Upgrade in phases—A phased approach is a good way to reduce overall risk to your users and organization. If something goes wrong in phase one, only a portion of users are impacted. Once those initial issues are resolved, you can adjust for them in phase two. However, a phased approach takes time and can lead to disruptions in service and productivity. For example, users in phase one using Win10 may not have access to an old application that the rest of the users on Win7 are still using. The applications used by a particular user should influence when that user is migrated and which other users he or she is migrated with. It might take a while for the dust to settle. Document all the problems reported to create a knowledge base for the service desk to reference with new tickets. Don’t be surprised if an issue is reported months after the upgrade — it can take a while to realize issues with those less frequently used applications.
Budget for the expense—Organizations should budget in the short-term for the added expense of the new OS, but should also plan on cost savings in the long-term. The short-term costs include not just the licenses, but the labor hours required for the upgrade, the hours required to develop and provide training to end-users and IT staff, the time lost from normal operations due to the need to attend training, outage and downtime costs and expenses, testing and pilot costs, and any additional unforeseen expenses. That may seem like a significant total short-term cost, but with an improved security posture, the likelihood of ransomware attacks and other data breaches is significantly reduced — saving organizations the expense, headache, and damage to their reputation.
The benefits of transitioning to the Windows 10 platform far outweigh the potential drawbacks of sticking with an obsolete system like Windows 7. Win10 is more secure, more efficient, and more cost effective, as the OS is still receiving official support from the vendor.
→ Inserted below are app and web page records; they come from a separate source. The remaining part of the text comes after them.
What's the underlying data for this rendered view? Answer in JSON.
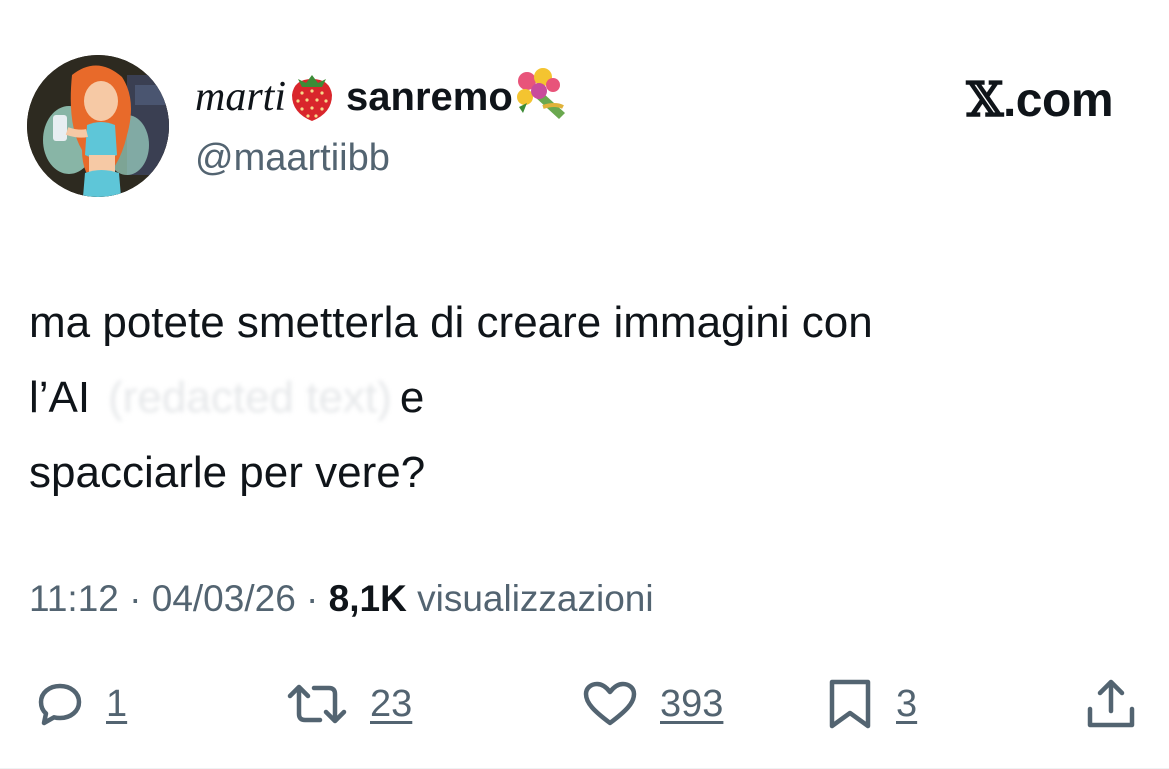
{
  "author": {
    "name_part1": "marti",
    "name_emoji1": "strawberry-emoji",
    "name_part2": "sanremo",
    "name_emoji2": "bouquet-emoji",
    "handle": "@maartiibb",
    "avatar": "avatar-image"
  },
  "brand": {
    "mark": "𝕏",
    "suffix": ".com"
  },
  "tweet": {
    "line1": "ma potete smetterla di creare immagini con",
    "line2_start": "l’AI",
    "line2_hidden": "(redacted text)",
    "line2_end": "e",
    "line3": "spacciarle per vere?"
  },
  "meta": {
    "time": "11:12",
    "separator1": " · ",
    "date": "04/03/26",
    "separator2": " · ",
    "views_count": "8,1K",
    "views_label": " visualizzazioni"
  },
  "actions": {
    "reply_count": "1",
    "repost_count": "23",
    "like_count": "393",
    "bookmark_count": "3",
    "icons": [
      "reply-icon",
      "repost-icon",
      "like-icon",
      "bookmark-icon",
      "share-icon"
    ]
  },
  "colors": {
    "text_primary": "#0f1419",
    "text_secondary": "#536471",
    "background": "#ffffff"
  }
}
Upgrading may feel like a daunting challenge, but with proper planning, deliberate changes, and sufficient training in place, the growing pains will be minimized and your organization will soon reap the benefits of the more modern platform.
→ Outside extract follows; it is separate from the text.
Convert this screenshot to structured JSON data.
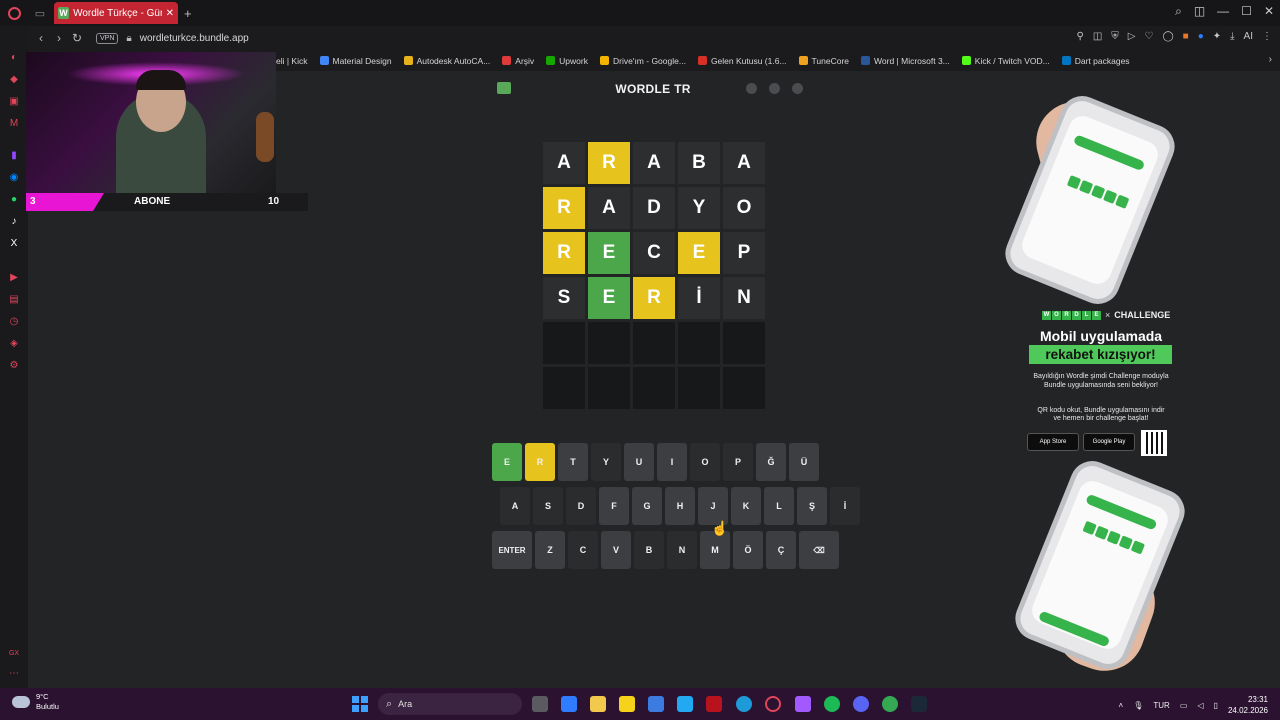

Whether your agency is investing in thick clients, a virtual desktop infrastructure or upgrading each machine individually, make a plan, discuss the challenges with your provider, and do the job right the first time, even if it does take a little longer for full conversion — it will be worth the time and effort.
Vasili Ikonomidis is the senior program manager and service desk manager at NetCentrics Corp.